   What had started as a routine reconnaissance mission changed dramatically when the call came in, over the radio, from a Prairie Fire team somewhere in the southern part of my area. The Special Forces team leader on the other end of the conversation was out of breath and talking fast. They had been discovered by a small force of NVA regulars while scouting the trail, and were now on the run with the bad guys in hot pursuit. The jungle would soon be crawling with troops. The team was trying to make it to a clearing where helicopters could get in and pick them up. What they needed most, right now, was for me to get the rescue in motion and to be available with air cover if things turned sour before they could get to an “LZ.” I requested their best estimate of their position and headed in the general direction, while calling Hillsboro to start coordinating the extraction process. The team was as tough as nails and could put up a heck of a fight, but with each hour that passed, they would become more outnumbered and eventually surrounded. The NVA knew of many of the old LZs and would probably send troops to cover the likely ones. Time was critical because the longer it took to extract the team, the greater the chance of getting into a really nasty fight, and possibly either losing the team or some of the support helicopters and aircraft.

Once in the vicinity of the fleeing team, I set up a random orbit to keep from giving away the team’s position and direction of movement. The team would check in every thirty minutes or so to keep me posted on their movements. Hillsboro called back with the plan of action. It would be at least two more hours before the Army’s “Slicks” and the “Cobra” gunships would be on station. “Spads” out of Pleiku would be the close air support with “nape,” CBU, and “guns.” Another Covey FAC was on the way to relieve me. Since I would be out of fuel by then, I suggested my soon-to-arrive “regular” replacement take over my communications watch on the team while I flew to Dak To to refuel. I would then return to watch over the team until the extraction force arrived.

Hillsboro approved the plan, as I was the only Prairie Fire qualified FAC available at the time. My replacement had just checked in with Hillsboro and was sent to my frequency. I hastily briefed the team on the plan and filled in the new FAC on the situation, while “pushing” the O-2A as fast as it would go to the Dak To airstrip. The field was coming into view as I signed off with my replacement. Scanning the Dak To area for helicopters, I broadcast that I was landing for immediate refueling. I was pretty much “on fumes” by then and couldn’t mess around in a landing queue. I flew low to scan the runway before pulling up into a tight closed pattern. “Tower, are those rocks on the end of the runway?” “Negative, Covey, just cow-pies from some local bovines.” With the gear locked down and full flaps, I touched down just beyond the malodorous mounds and stopped well before the end of the runway. The engines sputtered and were silent as I switched them off and rolled to a stop next to the fuel bladders. In a few minutes I had the little Oscar Deuce fueled and ready for flight.

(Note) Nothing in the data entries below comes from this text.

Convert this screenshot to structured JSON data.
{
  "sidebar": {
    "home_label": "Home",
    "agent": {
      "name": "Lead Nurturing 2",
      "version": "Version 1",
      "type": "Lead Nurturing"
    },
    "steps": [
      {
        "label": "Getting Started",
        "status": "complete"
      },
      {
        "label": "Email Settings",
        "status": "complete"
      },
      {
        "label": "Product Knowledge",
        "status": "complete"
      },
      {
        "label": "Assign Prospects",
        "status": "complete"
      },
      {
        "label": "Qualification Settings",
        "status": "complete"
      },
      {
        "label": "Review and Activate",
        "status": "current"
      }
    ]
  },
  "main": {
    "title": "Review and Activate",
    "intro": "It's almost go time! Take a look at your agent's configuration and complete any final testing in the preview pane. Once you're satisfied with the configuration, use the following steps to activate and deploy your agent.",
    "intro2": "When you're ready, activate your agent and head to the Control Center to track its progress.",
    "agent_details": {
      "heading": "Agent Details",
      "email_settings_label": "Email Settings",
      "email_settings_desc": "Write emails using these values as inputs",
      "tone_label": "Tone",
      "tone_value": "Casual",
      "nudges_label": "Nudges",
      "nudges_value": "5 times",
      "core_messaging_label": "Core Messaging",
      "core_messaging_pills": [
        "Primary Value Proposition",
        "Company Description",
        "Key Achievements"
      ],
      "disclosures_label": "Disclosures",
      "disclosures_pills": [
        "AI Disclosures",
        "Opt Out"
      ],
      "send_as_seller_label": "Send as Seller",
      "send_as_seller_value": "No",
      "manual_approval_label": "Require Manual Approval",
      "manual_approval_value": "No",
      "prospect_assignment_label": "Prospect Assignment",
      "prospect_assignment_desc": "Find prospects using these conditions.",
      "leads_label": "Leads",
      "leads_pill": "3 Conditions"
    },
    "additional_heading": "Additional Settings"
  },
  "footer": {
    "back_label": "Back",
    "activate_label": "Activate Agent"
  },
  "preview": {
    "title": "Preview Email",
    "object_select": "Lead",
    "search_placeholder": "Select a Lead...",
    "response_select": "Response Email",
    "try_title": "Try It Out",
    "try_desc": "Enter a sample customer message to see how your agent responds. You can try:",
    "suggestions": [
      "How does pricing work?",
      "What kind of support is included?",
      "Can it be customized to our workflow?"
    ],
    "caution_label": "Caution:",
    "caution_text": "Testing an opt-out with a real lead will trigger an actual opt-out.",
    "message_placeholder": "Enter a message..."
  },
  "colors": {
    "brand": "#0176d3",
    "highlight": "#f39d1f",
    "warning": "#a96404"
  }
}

The engines restarted and I taxied to the runway in a cloud of dust from the spinning props. Heavier now, the Cessna “push-pull” lumbered down the runway at maximum power, staggering into the air as the end of the runway disappeared under the nose.
Back on station, I took over the watch of the team until the extraction FAC arrived. After briefing him on the situation, I signed off and headed home to Pleiku for a cool shower, hot meal, and a soft bed. I was not, however, prepared for the reception I got from the crew chief as I taxied smartly into the revetment. The look of disbelief on his face rapidly turned to disgust and dismay!

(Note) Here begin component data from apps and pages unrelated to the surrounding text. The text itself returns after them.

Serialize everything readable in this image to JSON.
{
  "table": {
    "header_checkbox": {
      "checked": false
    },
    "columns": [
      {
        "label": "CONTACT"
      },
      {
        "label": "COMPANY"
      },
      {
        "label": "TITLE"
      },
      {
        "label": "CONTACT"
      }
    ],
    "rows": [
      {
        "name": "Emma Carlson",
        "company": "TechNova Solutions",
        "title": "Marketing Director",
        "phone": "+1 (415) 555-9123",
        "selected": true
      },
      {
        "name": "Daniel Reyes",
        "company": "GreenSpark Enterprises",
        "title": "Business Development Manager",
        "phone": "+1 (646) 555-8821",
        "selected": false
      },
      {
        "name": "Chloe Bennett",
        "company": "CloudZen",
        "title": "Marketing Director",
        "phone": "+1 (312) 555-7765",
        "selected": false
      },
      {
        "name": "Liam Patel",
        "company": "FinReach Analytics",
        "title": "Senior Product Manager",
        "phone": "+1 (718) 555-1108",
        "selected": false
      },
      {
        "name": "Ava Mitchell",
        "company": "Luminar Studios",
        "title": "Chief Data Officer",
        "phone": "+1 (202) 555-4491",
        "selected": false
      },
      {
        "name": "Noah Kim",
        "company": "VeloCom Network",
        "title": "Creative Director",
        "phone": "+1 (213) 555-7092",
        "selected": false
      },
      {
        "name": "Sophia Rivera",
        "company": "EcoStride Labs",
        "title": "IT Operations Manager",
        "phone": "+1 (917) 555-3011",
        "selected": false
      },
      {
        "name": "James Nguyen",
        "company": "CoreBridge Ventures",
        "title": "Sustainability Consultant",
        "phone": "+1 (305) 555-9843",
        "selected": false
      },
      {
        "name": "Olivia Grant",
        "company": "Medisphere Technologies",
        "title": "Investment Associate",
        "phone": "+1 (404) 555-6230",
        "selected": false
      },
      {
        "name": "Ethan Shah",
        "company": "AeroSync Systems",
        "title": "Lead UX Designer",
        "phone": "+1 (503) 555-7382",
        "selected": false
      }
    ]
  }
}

Dismounting my trusty O-2A, I turned to look at where he was waving his arms and pointing. The smell hit my nostrils just as my eyes beheld the specter of the poor little Cessna camouflaged with cow manure from the belly to top of the tail! The props, at full power on takeoff from Dak To, had picked up and flung the fresh deposits all over the bottom, sides, and twin-tails of the aircraft! What a MESS! What a SMELL!

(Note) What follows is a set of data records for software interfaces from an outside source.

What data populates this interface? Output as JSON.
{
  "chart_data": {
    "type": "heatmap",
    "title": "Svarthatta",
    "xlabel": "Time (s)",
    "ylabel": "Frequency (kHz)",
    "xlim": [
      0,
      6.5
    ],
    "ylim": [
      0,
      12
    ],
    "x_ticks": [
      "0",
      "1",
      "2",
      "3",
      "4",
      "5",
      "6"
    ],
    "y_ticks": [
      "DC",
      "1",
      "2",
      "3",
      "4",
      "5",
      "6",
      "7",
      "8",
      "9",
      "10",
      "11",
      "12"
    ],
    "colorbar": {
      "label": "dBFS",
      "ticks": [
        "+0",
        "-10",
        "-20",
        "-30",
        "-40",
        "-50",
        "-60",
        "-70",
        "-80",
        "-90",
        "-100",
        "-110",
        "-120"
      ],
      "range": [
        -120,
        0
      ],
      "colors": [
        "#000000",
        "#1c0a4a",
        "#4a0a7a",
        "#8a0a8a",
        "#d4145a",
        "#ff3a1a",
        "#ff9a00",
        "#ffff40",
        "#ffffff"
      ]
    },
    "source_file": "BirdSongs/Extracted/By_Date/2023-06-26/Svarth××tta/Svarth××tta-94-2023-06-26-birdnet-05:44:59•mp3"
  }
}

The crew chief was practically apoplectic! I apologized profusely and offered to do the wash down, but the crew chief sputtered, “Aw Lieutenant, just get out of my sight. We’ll take care of it—just go!” I hastily withdrew into the OPS building for my debrief and, I suspected, a heaping dose of “poo-poo” jokes at my expense. The team? With darkness approaching, they were able to shake their pursuit and settle into the jungle for the night.